I'm not in 100% agreement with this as it applies to Open Source development. There are many areas in a project where the primary developers and designers mentaly or explicitly mark an area as "we'll work that out later" or "to be revisited when we have time". Design discussions in those areas are often fruitful and enightening to everybody.
In many areas, though, the main designers usually have thought through a lot of the decisions and have developed an intuition about what works, what won't and what direction they want to head in. I do think this sort of approach to open mindedness is only applicable for reasonably well established designs by developers with a certain track record of success. Something in the early stages of development or being as a first project should welcome holistic reassessment.
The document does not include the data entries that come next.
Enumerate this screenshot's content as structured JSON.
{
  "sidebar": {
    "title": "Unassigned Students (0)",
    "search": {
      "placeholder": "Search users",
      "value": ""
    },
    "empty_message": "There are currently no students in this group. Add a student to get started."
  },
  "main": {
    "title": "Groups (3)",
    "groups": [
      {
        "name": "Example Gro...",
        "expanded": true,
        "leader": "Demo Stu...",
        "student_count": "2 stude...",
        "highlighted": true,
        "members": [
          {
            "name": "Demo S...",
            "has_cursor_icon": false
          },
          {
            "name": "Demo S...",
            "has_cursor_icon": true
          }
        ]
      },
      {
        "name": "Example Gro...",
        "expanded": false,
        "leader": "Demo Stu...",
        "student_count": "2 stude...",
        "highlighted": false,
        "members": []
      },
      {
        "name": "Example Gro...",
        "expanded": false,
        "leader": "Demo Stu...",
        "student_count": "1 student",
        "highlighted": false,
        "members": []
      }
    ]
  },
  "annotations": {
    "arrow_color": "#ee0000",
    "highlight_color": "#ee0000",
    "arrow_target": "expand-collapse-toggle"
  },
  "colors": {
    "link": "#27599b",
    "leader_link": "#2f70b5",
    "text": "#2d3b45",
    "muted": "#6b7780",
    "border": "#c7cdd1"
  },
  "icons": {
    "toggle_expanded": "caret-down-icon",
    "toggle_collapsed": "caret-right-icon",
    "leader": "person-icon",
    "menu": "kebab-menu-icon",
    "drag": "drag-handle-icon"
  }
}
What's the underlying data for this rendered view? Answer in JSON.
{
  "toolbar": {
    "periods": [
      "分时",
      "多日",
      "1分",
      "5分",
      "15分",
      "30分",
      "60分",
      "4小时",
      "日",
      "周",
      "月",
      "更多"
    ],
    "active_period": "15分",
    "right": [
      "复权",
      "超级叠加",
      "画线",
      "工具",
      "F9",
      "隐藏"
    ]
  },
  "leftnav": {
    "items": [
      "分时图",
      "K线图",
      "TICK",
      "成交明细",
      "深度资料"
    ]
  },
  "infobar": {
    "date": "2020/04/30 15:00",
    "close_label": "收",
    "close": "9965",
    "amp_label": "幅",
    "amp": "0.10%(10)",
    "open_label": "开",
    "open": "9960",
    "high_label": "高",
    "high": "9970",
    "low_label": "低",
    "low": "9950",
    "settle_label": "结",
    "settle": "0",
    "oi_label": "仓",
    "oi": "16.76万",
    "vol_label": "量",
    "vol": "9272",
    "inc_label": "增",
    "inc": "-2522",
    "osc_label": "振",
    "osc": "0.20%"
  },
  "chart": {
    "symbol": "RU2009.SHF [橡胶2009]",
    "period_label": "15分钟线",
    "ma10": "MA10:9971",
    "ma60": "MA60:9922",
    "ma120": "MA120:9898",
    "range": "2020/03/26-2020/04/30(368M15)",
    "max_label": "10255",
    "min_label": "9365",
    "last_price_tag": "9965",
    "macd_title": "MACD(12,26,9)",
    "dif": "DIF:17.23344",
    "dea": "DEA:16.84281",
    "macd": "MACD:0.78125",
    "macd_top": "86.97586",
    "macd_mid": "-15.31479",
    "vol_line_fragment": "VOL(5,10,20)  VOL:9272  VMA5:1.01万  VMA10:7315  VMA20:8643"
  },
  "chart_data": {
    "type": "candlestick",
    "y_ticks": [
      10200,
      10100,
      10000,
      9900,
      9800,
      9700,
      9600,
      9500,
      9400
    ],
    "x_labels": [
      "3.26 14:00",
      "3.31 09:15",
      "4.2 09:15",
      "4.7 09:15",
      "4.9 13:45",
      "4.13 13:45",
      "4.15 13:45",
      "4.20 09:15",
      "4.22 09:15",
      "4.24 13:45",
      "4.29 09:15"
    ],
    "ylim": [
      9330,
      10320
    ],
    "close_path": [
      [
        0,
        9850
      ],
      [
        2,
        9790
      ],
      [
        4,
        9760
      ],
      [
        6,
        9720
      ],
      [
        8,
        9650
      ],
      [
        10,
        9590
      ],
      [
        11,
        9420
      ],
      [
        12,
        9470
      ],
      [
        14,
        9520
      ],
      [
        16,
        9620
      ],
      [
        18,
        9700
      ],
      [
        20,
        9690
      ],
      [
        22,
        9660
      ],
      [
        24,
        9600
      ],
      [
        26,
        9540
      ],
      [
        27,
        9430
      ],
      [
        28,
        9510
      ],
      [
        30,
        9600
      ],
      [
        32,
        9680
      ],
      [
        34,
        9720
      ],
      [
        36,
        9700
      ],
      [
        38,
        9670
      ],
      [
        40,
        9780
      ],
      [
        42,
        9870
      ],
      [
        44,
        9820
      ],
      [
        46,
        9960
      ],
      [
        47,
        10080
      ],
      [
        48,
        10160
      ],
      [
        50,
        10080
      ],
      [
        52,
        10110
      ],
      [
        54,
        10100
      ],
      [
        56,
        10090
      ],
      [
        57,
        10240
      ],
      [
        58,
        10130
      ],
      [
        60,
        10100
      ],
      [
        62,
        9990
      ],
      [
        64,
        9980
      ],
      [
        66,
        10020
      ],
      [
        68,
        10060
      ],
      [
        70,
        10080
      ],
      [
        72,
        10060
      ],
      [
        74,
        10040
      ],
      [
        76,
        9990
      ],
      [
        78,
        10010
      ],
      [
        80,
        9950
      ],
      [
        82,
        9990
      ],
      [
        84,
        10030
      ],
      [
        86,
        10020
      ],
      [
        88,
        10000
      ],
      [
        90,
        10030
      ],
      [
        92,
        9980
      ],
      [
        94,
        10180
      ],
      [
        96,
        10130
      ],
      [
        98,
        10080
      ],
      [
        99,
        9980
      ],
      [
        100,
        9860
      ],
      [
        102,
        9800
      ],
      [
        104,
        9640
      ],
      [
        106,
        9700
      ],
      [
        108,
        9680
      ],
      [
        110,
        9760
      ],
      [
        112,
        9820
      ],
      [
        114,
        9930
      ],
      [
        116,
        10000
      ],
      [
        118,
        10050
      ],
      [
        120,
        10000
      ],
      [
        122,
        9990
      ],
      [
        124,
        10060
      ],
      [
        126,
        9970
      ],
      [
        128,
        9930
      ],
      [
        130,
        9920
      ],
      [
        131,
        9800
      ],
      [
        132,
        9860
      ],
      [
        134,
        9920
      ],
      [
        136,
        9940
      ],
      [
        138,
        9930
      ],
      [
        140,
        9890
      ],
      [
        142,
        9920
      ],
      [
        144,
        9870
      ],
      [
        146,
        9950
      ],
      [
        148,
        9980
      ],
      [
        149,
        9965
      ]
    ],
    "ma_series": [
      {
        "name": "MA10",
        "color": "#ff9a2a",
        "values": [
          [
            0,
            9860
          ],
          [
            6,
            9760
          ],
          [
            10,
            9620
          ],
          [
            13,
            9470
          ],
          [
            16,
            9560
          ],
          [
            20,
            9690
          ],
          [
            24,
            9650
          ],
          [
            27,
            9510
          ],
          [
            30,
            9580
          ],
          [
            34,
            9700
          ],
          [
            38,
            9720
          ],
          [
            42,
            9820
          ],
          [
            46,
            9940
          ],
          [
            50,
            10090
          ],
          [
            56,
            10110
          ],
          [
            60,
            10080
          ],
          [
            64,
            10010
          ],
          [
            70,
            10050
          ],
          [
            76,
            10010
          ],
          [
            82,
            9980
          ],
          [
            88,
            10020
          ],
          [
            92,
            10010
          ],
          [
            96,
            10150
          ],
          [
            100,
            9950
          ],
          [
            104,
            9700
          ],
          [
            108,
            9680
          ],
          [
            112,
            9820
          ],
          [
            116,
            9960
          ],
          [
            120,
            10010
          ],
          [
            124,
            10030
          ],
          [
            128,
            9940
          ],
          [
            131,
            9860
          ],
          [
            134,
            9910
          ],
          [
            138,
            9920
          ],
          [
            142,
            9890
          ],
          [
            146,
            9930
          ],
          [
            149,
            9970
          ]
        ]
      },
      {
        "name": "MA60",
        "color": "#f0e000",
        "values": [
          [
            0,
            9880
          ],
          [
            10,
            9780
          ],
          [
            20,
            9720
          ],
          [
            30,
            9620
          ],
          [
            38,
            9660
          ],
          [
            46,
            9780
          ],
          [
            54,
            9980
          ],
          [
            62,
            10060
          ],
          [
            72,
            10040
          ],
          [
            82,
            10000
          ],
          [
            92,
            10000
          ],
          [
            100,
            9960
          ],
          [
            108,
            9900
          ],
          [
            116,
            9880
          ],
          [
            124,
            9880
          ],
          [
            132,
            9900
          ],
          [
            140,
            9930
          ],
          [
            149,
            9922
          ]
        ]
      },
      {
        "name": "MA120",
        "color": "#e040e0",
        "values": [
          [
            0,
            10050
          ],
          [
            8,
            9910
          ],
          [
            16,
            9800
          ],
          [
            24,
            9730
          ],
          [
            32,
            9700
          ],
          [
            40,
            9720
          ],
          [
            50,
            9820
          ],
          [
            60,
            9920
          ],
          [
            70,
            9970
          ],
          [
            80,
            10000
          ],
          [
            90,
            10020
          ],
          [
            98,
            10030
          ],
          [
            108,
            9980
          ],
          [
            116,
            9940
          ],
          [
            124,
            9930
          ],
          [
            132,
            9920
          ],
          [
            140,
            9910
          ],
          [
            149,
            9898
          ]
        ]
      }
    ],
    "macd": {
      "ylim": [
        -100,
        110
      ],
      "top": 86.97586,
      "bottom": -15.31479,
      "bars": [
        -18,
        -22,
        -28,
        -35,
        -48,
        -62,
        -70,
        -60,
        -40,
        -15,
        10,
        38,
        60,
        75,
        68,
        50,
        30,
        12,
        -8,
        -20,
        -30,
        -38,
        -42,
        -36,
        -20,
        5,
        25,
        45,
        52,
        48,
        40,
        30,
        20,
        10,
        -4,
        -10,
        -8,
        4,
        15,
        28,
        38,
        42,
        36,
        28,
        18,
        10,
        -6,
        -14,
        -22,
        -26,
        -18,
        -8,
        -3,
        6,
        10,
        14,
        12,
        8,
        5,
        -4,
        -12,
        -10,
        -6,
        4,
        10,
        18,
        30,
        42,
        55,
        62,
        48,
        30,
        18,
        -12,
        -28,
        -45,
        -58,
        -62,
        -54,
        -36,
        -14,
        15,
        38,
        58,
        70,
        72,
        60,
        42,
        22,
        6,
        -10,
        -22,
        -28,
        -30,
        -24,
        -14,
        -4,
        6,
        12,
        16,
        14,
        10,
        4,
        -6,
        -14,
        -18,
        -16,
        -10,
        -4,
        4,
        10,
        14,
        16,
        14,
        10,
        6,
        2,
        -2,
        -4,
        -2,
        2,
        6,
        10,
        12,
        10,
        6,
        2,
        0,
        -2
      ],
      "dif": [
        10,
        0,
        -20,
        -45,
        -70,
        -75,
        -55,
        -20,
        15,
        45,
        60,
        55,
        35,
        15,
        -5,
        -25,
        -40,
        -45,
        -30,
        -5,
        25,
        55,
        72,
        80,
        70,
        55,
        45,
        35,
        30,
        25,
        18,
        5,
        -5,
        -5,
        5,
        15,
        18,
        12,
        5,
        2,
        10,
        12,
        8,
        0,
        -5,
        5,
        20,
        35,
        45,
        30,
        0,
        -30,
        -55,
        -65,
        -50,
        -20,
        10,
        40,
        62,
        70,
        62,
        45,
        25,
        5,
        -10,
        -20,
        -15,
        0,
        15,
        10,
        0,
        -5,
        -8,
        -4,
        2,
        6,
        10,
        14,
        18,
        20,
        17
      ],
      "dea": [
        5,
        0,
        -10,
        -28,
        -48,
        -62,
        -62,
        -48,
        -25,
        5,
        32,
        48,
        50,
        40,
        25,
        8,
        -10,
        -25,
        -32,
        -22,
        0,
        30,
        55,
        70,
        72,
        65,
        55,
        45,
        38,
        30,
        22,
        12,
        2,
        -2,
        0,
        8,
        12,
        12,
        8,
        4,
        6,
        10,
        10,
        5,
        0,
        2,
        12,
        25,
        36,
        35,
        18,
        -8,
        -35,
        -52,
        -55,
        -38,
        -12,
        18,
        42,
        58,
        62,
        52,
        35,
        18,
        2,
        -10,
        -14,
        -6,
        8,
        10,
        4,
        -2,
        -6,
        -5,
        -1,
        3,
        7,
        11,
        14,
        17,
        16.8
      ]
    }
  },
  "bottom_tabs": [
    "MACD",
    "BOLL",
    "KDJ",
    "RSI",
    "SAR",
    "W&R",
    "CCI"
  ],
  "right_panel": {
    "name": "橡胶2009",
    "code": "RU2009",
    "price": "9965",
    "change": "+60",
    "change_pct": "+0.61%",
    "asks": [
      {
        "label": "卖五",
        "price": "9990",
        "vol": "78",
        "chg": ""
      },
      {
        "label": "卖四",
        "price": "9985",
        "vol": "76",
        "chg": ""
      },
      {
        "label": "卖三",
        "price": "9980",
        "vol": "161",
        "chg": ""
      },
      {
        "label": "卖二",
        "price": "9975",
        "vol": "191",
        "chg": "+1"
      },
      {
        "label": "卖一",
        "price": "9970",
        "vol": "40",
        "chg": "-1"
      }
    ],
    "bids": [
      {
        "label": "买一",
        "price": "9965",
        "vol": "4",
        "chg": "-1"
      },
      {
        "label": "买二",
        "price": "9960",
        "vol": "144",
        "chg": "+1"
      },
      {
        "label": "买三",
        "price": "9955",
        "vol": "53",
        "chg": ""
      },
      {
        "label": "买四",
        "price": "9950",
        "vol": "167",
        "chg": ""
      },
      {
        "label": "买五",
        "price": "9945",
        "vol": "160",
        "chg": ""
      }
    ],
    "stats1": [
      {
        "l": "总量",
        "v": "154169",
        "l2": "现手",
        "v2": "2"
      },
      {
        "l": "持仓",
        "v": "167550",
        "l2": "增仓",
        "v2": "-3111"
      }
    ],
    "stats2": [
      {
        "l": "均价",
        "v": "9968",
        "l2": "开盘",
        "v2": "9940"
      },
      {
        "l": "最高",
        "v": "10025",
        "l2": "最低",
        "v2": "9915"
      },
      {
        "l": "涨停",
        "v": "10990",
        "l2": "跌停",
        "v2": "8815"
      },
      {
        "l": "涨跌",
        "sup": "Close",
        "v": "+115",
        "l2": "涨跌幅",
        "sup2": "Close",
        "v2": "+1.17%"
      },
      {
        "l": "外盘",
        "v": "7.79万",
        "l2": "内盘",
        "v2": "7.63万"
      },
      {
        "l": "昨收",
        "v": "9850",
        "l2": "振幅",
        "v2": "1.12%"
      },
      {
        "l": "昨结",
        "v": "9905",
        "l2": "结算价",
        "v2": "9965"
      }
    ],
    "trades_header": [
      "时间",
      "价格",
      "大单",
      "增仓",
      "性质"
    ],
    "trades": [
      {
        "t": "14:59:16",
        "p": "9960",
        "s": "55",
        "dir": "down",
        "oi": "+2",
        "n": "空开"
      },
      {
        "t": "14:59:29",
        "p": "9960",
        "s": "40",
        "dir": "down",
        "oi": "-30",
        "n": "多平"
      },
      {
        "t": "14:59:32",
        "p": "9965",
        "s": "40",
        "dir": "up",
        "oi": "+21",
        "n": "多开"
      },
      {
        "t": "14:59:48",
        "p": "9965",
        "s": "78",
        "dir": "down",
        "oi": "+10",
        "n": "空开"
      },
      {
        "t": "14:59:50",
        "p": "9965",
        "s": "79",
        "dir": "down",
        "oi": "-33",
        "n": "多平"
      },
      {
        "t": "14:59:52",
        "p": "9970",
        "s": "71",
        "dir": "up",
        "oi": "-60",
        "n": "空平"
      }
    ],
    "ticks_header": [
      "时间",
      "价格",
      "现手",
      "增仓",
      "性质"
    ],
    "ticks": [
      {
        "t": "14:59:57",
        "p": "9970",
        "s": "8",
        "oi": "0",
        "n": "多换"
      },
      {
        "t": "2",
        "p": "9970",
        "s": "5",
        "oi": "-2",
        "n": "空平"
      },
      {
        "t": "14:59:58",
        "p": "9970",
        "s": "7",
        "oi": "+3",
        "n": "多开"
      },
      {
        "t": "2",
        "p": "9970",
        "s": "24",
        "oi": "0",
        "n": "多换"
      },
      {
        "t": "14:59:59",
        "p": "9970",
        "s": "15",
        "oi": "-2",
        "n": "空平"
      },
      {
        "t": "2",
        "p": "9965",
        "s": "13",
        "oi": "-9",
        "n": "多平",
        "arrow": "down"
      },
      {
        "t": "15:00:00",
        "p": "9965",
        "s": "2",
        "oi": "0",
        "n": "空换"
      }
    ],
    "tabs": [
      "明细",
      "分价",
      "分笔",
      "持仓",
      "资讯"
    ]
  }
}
It is not incumbent upon a software package maintainer, even in Open Source circles, to continually revisit and rejustify every decision whenever somebody new wants to challenge a particular case. That is ineffective.
When reading through source code, you can often work out, without too much difficulty, the design thread running through various decisions. Initially, accept that as gospel. Later, as you become more familiar, look for areas of inconsistency. Does the inconsistency matter? Can it be reconciled? Is it actually a cause for problems? True sharp edges or ill-fitting pieces exist in most applications. Sometimes it's best to just acknowledge they are there and move on. Sometimes, you can smooth them off with a bit of a rewrite, although this may force some changes on the users, too. Often, the number of inconsistencies are not as great as people might think. Any number of alternative solutions may not be implemented or even explored in great detail; because they do not need to be. Once you have one solution that fits your design approach succesfully, it's usually pragmatic to move on. Iterative improvements will still be made, but radical design changes aren't as necessary as some people would like to believe.
Finally, the closing sentence in the above quote is an important responsibility for the designer:being polite never killed anybody. Soliciting suggestions, even though you may have already implicitly considered many of them already is a tricky task. You need the haystack, for it contains the one needle that fixes an important problem. Encourage contributors, but ask them to have realistic expectations, too.
Postscript: I probably didn't make it clear why this quote from Crawford has influenced my thinking. It caused me to think.. Because I don't completely agree with it, yet can see some elements of wisdom there, it has made me think a lot about when design discussion are useful and when a project design leader should cut off the discussions and pick a path.
Second postscript: Turns out I've blogged about this quote before (see October 25 and 27 entries on that page).